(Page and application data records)
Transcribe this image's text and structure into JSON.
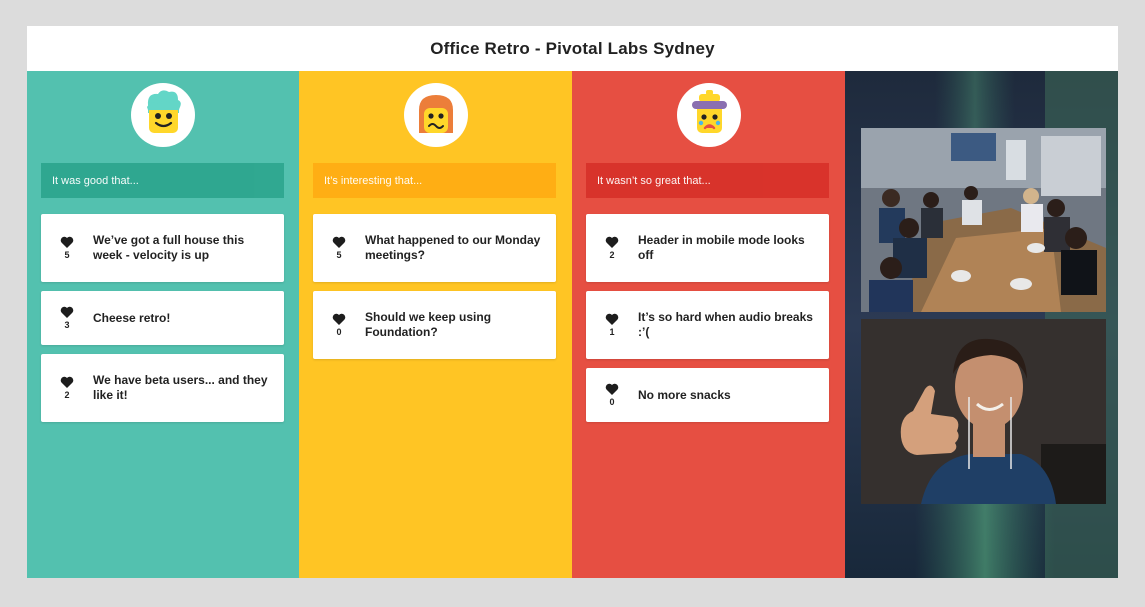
{
  "header": {
    "title": "Office Retro - Pivotal Labs Sydney"
  },
  "colors": {
    "happy": "#53c1af",
    "happy_prompt": "#2ea68f",
    "meh": "#ffc524",
    "meh_prompt": "#ffad14",
    "sad": "#e64f42",
    "sad_prompt": "#d8322a"
  },
  "columns": [
    {
      "id": "happy",
      "avatar_icon": "happy-face-icon",
      "prompt": "It was good that...",
      "items": [
        {
          "votes": "5",
          "text": "We’ve got a full house this week - velocity is up"
        },
        {
          "votes": "3",
          "text": "Cheese retro!"
        },
        {
          "votes": "2",
          "text": "We have beta users... and they like it!"
        }
      ]
    },
    {
      "id": "meh",
      "avatar_icon": "neutral-face-icon",
      "prompt": "It’s interesting that...",
      "items": [
        {
          "votes": "5",
          "text": "What happened to our Monday meetings?"
        },
        {
          "votes": "0",
          "text": "Should we keep using Foundation?"
        }
      ]
    },
    {
      "id": "sad",
      "avatar_icon": "sad-face-icon",
      "prompt": "It wasn’t so great that...",
      "items": [
        {
          "votes": "2",
          "text": "Header in mobile mode looks off"
        },
        {
          "votes": "1",
          "text": "It’s so hard when audio breaks :’("
        },
        {
          "votes": "0",
          "text": "No more snacks"
        }
      ]
    }
  ],
  "video": {
    "feeds": [
      "meeting-room-feed",
      "participant-thumbs-up-feed"
    ]
  }
}
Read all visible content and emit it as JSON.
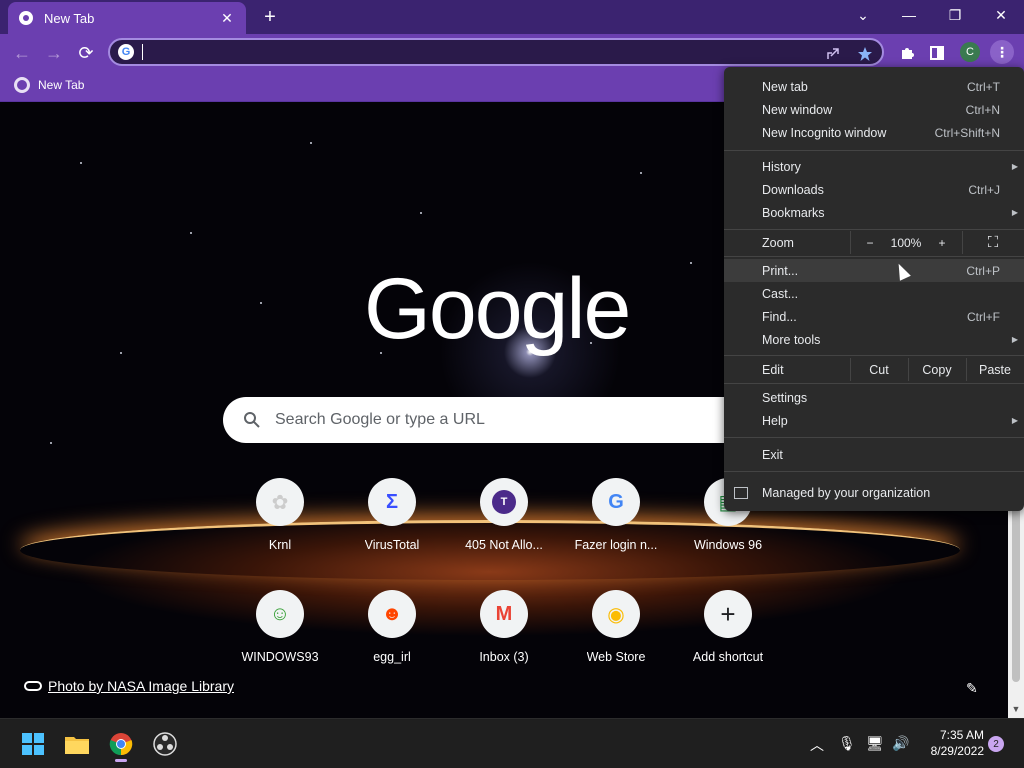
{
  "window": {
    "tab_title": "New Tab",
    "tab_close": "✕",
    "new_tab": "+",
    "controls": {
      "search_tabs": "⌄",
      "minimize": "—",
      "restore": "❐",
      "close": "✕"
    }
  },
  "toolbar": {
    "back": "←",
    "forward": "→",
    "reload": "⟳",
    "address_value": "",
    "google_g": "G",
    "avatar_letter": "C",
    "menu": "⋮"
  },
  "bookmarks": [
    {
      "label": "New Tab"
    }
  ],
  "page": {
    "logo": "Google",
    "search_placeholder": "Search Google or type a URL",
    "shortcuts": [
      {
        "label": "Krnl",
        "glyph": "✿"
      },
      {
        "label": "VirusTotal",
        "glyph": "Σ"
      },
      {
        "label": "405 Not Allo...",
        "glyph": "T"
      },
      {
        "label": "Fazer login n...",
        "glyph": "G"
      },
      {
        "label": "Windows 96",
        "glyph": "▤"
      },
      {
        "label": "WINDOWS93",
        "glyph": "☺"
      },
      {
        "label": "egg_irl",
        "glyph": "☻"
      },
      {
        "label": "Inbox (3)",
        "glyph": "M"
      },
      {
        "label": "Web Store",
        "glyph": "◉"
      },
      {
        "label": "Add shortcut",
        "glyph": "+"
      }
    ],
    "photo_credit": "Photo by NASA Image Library",
    "customize_icon": "✎"
  },
  "menu": {
    "items": [
      {
        "label": "New tab",
        "shortcut": "Ctrl+T"
      },
      {
        "label": "New window",
        "shortcut": "Ctrl+N"
      },
      {
        "label": "New Incognito window",
        "shortcut": "Ctrl+Shift+N"
      },
      {
        "label": "History",
        "shortcut": ""
      },
      {
        "label": "Downloads",
        "shortcut": "Ctrl+J"
      },
      {
        "label": "Bookmarks",
        "shortcut": ""
      },
      {
        "label": "Print...",
        "shortcut": "Ctrl+P"
      },
      {
        "label": "Cast...",
        "shortcut": ""
      },
      {
        "label": "Find...",
        "shortcut": "Ctrl+F"
      },
      {
        "label": "More tools",
        "shortcut": ""
      },
      {
        "label": "Settings",
        "shortcut": ""
      },
      {
        "label": "Help",
        "shortcut": ""
      },
      {
        "label": "Exit",
        "shortcut": ""
      }
    ],
    "zoom": {
      "label": "Zoom",
      "minus": "−",
      "level": "100%",
      "plus": "+",
      "fullscreen": "⛶"
    },
    "edit": {
      "label": "Edit",
      "cut": "Cut",
      "copy": "Copy",
      "paste": "Paste"
    },
    "managed": "Managed by your organization"
  },
  "taskbar": {
    "time": "7:35 AM",
    "date": "8/29/2022",
    "notifications": "2",
    "tray": {
      "chevron": "︿",
      "mic": "🎙",
      "network": "🖥",
      "volume": "🔊"
    }
  },
  "colors": {
    "frame": "#3b2370",
    "toolbar": "#6b3fb0",
    "menu_bg": "#2b2b2b",
    "taskbar": "#1f1f1f"
  }
}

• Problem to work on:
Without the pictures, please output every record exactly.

• Task response:
Transcribe this image's text and structure into JSON.
{
  "header": {
    "title": "Office Retro - Pivotal Labs Sydney"
  },
  "colors": {
    "happy": "#53c1af",
    "happy_prompt": "#2ea68f",
    "meh": "#ffc524",
    "meh_prompt": "#ffad14",
    "sad": "#e64f42",
    "sad_prompt": "#d8322a"
  },
  "columns": [
    {
      "id": "happy",
      "avatar_icon": "happy-face-icon",
      "prompt": "It was good that...",
      "items": [
        {
          "votes": "5",
          "text": "We’ve got a full house this week - velocity is up"
        },
        {
          "votes": "3",
          "text": "Cheese retro!"
        },
        {
          "votes": "2",
          "text": "We have beta users... and they like it!"
        }
      ]
    },
    {
      "id": "meh",
      "avatar_icon": "neutral-face-icon",
      "prompt": "It’s interesting that...",
      "items": [
        {
          "votes": "5",
          "text": "What happened to our Monday meetings?"
        },
        {
          "votes": "0",
          "text": "Should we keep using Foundation?"
        }
      ]
    },
    {
      "id": "sad",
      "avatar_icon": "sad-face-icon",
      "prompt": "It wasn’t so great that...",
      "items": [
        {
          "votes": "2",
          "text": "Header in mobile mode looks off"
        },
        {
          "votes": "1",
          "text": "It’s so hard when audio breaks :’("
        },
        {
          "votes": "0",
          "text": "No more snacks"
        }
      ]
    }
  ],
  "video": {
    "feeds": [
      "meeting-room-feed",
      "participant-thumbs-up-feed"
    ]
  }
}
Read all visible content and emit it as JSON.
{
  "window": {
    "tab_title": "New Tab",
    "tab_close": "✕",
    "new_tab": "+",
    "controls": {
      "search_tabs": "⌄",
      "minimize": "—",
      "restore": "❐",
      "close": "✕"
    }
  },
  "toolbar": {
    "back": "←",
    "forward": "→",
    "reload": "⟳",
    "address_value": "",
    "google_g": "G",
    "avatar_letter": "C",
    "menu": "⋮"
  },
  "bookmarks": [
    {
      "label": "New Tab"
    }
  ],
  "page": {
    "logo": "Google",
    "search_placeholder": "Search Google or type a URL",
    "shortcuts": [
      {
        "label": "Krnl",
        "glyph": "✿"
      },
      {
        "label": "VirusTotal",
        "glyph": "Σ"
      },
      {
        "label": "405 Not Allo...",
        "glyph": "T"
      },
      {
        "label": "Fazer login n...",
        "glyph": "G"
      },
      {
        "label": "Windows 96",
        "glyph": "▤"
      },
      {
        "label": "WINDOWS93",
        "glyph": "☺"
      },
      {
        "label": "egg_irl",
        "glyph": "☻"
      },
      {
        "label": "Inbox (3)",
        "glyph": "M"
      },
      {
        "label": "Web Store",
        "glyph": "◉"
      },
      {
        "label": "Add shortcut",
        "glyph": "+"
      }
    ],
    "photo_credit": "Photo by NASA Image Library",
    "customize_icon": "✎"
  },
  "menu": {
    "items": [
      {
        "label": "New tab",
        "shortcut": "Ctrl+T"
      },
      {
        "label": "New window",
        "shortcut": "Ctrl+N"
      },
      {
        "label": "New Incognito window",
        "shortcut": "Ctrl+Shift+N"
      },
      {
        "label": "History",
        "shortcut": ""
      },
      {
        "label": "Downloads",
        "shortcut": "Ctrl+J"
      },
      {
        "label": "Bookmarks",
        "shortcut": ""
      },
      {
        "label": "Print...",
        "shortcut": "Ctrl+P"
      },
      {
        "label": "Cast...",
        "shortcut": ""
      },
      {
        "label": "Find...",
        "shortcut": "Ctrl+F"
      },
      {
        "label": "More tools",
        "shortcut": ""
      },
      {
        "label": "Settings",
        "shortcut": ""
      },
      {
        "label": "Help",
        "shortcut": ""
      },
      {
        "label": "Exit",
        "shortcut": ""
      }
    ],
    "zoom": {
      "label": "Zoom",
      "minus": "−",
      "level": "100%",
      "plus": "+",
      "fullscreen": "⛶"
    },
    "edit": {
      "label": "Edit",
      "cut": "Cut",
      "copy": "Copy",
      "paste": "Paste"
    },
    "managed": "Managed by your organization"
  },
  "taskbar": {
    "time": "7:35 AM",
    "date": "8/29/2022",
    "notifications": "2",
    "tray": {
      "chevron": "︿",
      "mic": "🎙",
      "network": "🖥",
      "volume": "🔊"
    }
  },
  "colors": {
    "frame": "#3b2370",
    "toolbar": "#6b3fb0",
    "menu_bg": "#2b2b2b",
    "taskbar": "#1f1f1f"
  }
}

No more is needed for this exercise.